The magnitude of the effect could vary by the length of the shutdown and any final allocation. Some programs, however, could weather a shutdown, staffers said. In Portland, Ore., Meals on Wheel People spokeswoman Julie Piper Finley said meal delivery there will not be suspended. That agency receives about 35 percent of its funding through the Older Americans Act, but raises the rest of the money, ensuring that services are not disrupted.
Meanwhile, services connected to food and nutrition services for other needy populations are likely to keep operating with state partners who have funding through February and, in some cases, March, according to a Department of Agriculture spokesperson.

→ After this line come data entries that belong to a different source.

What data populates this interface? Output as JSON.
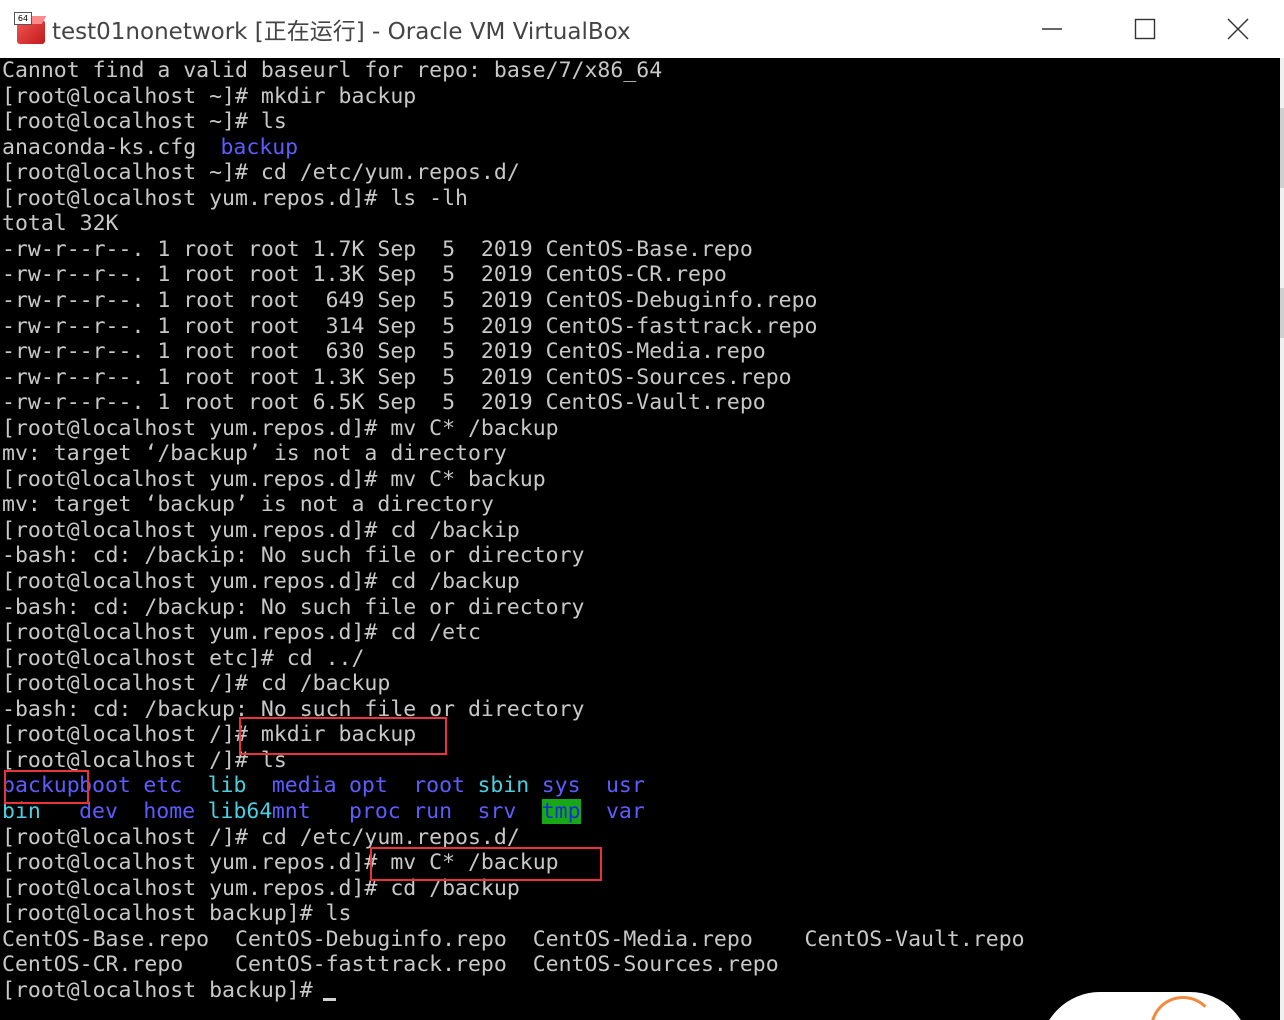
{
  "window": {
    "title": "test01nonetwork [正在运行] - Oracle VM VirtualBox",
    "icon_badge": "64",
    "icon": "virtualbox-icon",
    "controls": [
      "minimize-icon",
      "maximize-icon",
      "close-icon"
    ]
  },
  "terminal": {
    "lines": [
      "Cannot find a valid baseurl for repo: base/7/x86_64",
      "[root@localhost ~]# mkdir backup",
      "[root@localhost ~]# ls",
      null,
      "[root@localhost ~]# cd /etc/yum.repos.d/",
      "[root@localhost yum.repos.d]# ls -lh",
      "total 32K",
      "-rw-r--r--. 1 root root 1.7K Sep  5  2019 CentOS-Base.repo",
      "-rw-r--r--. 1 root root 1.3K Sep  5  2019 CentOS-CR.repo",
      "-rw-r--r--. 1 root root  649 Sep  5  2019 CentOS-Debuginfo.repo",
      "-rw-r--r--. 1 root root  314 Sep  5  2019 CentOS-fasttrack.repo",
      "-rw-r--r--. 1 root root  630 Sep  5  2019 CentOS-Media.repo",
      "-rw-r--r--. 1 root root 1.3K Sep  5  2019 CentOS-Sources.repo",
      "-rw-r--r--. 1 root root 6.5K Sep  5  2019 CentOS-Vault.repo",
      "[root@localhost yum.repos.d]# mv C* /backup",
      "mv: target ‘/backup’ is not a directory",
      "[root@localhost yum.repos.d]# mv C* backup",
      "mv: target ‘backup’ is not a directory",
      "[root@localhost yum.repos.d]# cd /backip",
      "-bash: cd: /backip: No such file or directory",
      "[root@localhost yum.repos.d]# cd /backup",
      "-bash: cd: /backup: No such file or directory",
      "[root@localhost yum.repos.d]# cd /etc",
      "[root@localhost etc]# cd ../",
      "[root@localhost /]# cd /backup",
      "-bash: cd: /backup: No such file or directory",
      "[root@localhost /]# mkdir backup",
      "[root@localhost /]# ls",
      null,
      null,
      "[root@localhost /]# cd /etc/yum.repos.d/",
      "[root@localhost yum.repos.d]# mv C* /backup",
      "[root@localhost yum.repos.d]# cd /backup",
      "[root@localhost backup]# ls",
      "CentOS-Base.repo  CentOS-Debuginfo.repo  CentOS-Media.repo    CentOS-Vault.repo",
      "CentOS-CR.repo    CentOS-fasttrack.repo  CentOS-Sources.repo",
      "[root@localhost backup]# "
    ],
    "home_listing": {
      "file": "anaconda-ks.cfg",
      "dir": "backup"
    },
    "root_listing_row1": [
      {
        "text": "backup",
        "col": 0,
        "style": "blue"
      },
      {
        "text": "boot",
        "col": 6,
        "style": "blue"
      },
      {
        "text": "etc",
        "col": 11,
        "style": "blue"
      },
      {
        "text": "lib",
        "col": 16,
        "style": "cyan"
      },
      {
        "text": "media",
        "col": 21,
        "style": "blue"
      },
      {
        "text": "opt",
        "col": 27,
        "style": "blue"
      },
      {
        "text": "root",
        "col": 32,
        "style": "blue"
      },
      {
        "text": "sbin",
        "col": 37,
        "style": "cyan"
      },
      {
        "text": "sys",
        "col": 42,
        "style": "blue"
      },
      {
        "text": "usr",
        "col": 47,
        "style": "blue"
      }
    ],
    "root_listing_row2": [
      {
        "text": "bin",
        "col": 0,
        "style": "cyan"
      },
      {
        "text": "dev",
        "col": 6,
        "style": "blue"
      },
      {
        "text": "home",
        "col": 11,
        "style": "blue"
      },
      {
        "text": "lib64",
        "col": 16,
        "style": "cyan"
      },
      {
        "text": "mnt",
        "col": 21,
        "style": "blue"
      },
      {
        "text": "proc",
        "col": 27,
        "style": "blue"
      },
      {
        "text": "run",
        "col": 32,
        "style": "blue"
      },
      {
        "text": "srv",
        "col": 37,
        "style": "blue"
      },
      {
        "text": "tmp",
        "col": 42,
        "style": "tmp"
      },
      {
        "text": "var",
        "col": 47,
        "style": "blue"
      }
    ]
  },
  "colors": {
    "terminal_bg": "#000000",
    "terminal_fg": "#c8c8c8",
    "dir_blue": "#5c5cff",
    "link_cyan": "#4ad0e0",
    "tmp_bg": "#17a817",
    "highlight_red": "#e8333a"
  }
}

Those programs include the Supplemental Nutrition Assistance Program, the Child Nutrition Programs and the Special Supplemental Nutrition Program for Women, Infants and Children.
The FDA’s food safety programs will cease, according to the HHS plan, but inspections conducted by Agriculture’s Food Safety and Inspection Service (FSIS) will continue.
Meat and poultry inspections are “such a critical, essential task, and the meat and poultry inspection acts require that inspectors be present continuously,” otherwise processing plants would have to close, said Brian Ronholm, former head of FSIS who now works for the law firm Arent Fox.
Ronholm added that many FSIS employees are “career folks” who have worked there through previous government shutdowns. “There was a lot of built-in knowledge of how to function during the  shutdown,” he said, adding that this expertise would help the agency if there is another shutdown.
This story was contributed byKaiser Health News, a national health policy news service that is an editorially independent part of the Henry J. Kaiser Family Foundation, a nonprofit, nonpartisan health policy research and communication organization not affiliated with Kaiser Permanente.